"The site of the ancient Segontia ("dominating over the valley") of the Celtiberian Arevaci, now called Villavieja (“old town”), is half a league distant from the present Sigüenza. Livy mentions the town in his discussion of the wars of Cato with the Celtiberians.
The city fell under Roman, Visigothic, Moorish and Castilian rule.
Around 1123 it was taken by Bernard of Agen, its first bishop. Sigüenza played a large part in the civil wars of the thirteenth and fourteenth centuries. The fortress palace of the bishops, an earlier Moorish qasbah, was captured in 1297 by the partisans of the Infantes de la Cerda, and in 1355 it was the prison of Blanche of Bourbon, consort of Peter of Castile.
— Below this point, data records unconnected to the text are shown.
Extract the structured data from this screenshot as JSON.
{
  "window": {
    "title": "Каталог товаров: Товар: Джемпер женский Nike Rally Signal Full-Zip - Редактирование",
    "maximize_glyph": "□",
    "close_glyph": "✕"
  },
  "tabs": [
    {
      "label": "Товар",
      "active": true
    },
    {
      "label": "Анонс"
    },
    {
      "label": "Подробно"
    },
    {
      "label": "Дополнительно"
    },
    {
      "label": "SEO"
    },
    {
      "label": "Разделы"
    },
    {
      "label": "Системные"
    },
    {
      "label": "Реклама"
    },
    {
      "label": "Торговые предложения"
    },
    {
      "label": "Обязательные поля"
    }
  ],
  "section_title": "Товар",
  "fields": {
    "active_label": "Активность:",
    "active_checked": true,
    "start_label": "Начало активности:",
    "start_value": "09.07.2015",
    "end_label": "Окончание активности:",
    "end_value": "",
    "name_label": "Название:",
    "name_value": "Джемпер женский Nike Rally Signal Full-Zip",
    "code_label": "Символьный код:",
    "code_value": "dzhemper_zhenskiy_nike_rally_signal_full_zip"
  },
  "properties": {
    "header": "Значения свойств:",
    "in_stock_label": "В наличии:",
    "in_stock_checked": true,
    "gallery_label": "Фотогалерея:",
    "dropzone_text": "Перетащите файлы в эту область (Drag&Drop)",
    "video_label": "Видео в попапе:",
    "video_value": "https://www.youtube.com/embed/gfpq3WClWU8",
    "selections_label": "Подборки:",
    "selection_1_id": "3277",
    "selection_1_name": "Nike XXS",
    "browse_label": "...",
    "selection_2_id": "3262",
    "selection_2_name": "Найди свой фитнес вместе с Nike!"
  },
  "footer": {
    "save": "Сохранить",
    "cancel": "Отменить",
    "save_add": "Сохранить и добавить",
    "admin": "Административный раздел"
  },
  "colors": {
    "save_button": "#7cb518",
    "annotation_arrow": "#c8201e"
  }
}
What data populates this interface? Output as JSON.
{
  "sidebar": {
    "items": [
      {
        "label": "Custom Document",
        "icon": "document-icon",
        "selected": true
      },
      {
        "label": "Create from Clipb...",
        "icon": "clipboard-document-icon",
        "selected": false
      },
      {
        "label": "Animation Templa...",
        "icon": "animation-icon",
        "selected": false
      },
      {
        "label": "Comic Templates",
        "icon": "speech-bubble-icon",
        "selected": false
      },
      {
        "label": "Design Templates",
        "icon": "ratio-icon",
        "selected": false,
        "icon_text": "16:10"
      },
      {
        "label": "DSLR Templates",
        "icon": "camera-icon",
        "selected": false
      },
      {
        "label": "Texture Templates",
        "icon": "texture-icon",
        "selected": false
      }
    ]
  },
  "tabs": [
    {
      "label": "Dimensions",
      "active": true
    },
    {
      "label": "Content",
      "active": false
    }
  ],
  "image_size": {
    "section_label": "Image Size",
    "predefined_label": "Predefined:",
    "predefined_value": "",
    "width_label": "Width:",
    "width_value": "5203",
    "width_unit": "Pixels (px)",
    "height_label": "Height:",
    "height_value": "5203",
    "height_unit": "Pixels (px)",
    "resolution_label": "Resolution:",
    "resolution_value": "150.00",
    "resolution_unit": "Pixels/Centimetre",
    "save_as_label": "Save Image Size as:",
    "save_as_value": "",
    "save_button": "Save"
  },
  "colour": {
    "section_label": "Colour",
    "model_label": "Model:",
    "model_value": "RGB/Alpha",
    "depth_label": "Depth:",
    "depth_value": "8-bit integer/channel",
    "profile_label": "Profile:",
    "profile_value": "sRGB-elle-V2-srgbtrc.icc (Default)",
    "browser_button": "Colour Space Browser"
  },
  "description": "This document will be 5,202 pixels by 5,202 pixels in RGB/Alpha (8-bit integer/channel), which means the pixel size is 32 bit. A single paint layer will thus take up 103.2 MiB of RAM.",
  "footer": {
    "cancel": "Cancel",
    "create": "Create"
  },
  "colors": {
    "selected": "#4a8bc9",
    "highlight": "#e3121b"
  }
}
In 1465 Diego López of Madrid, having usurped the miter, fortified himself there." (Wikipedia)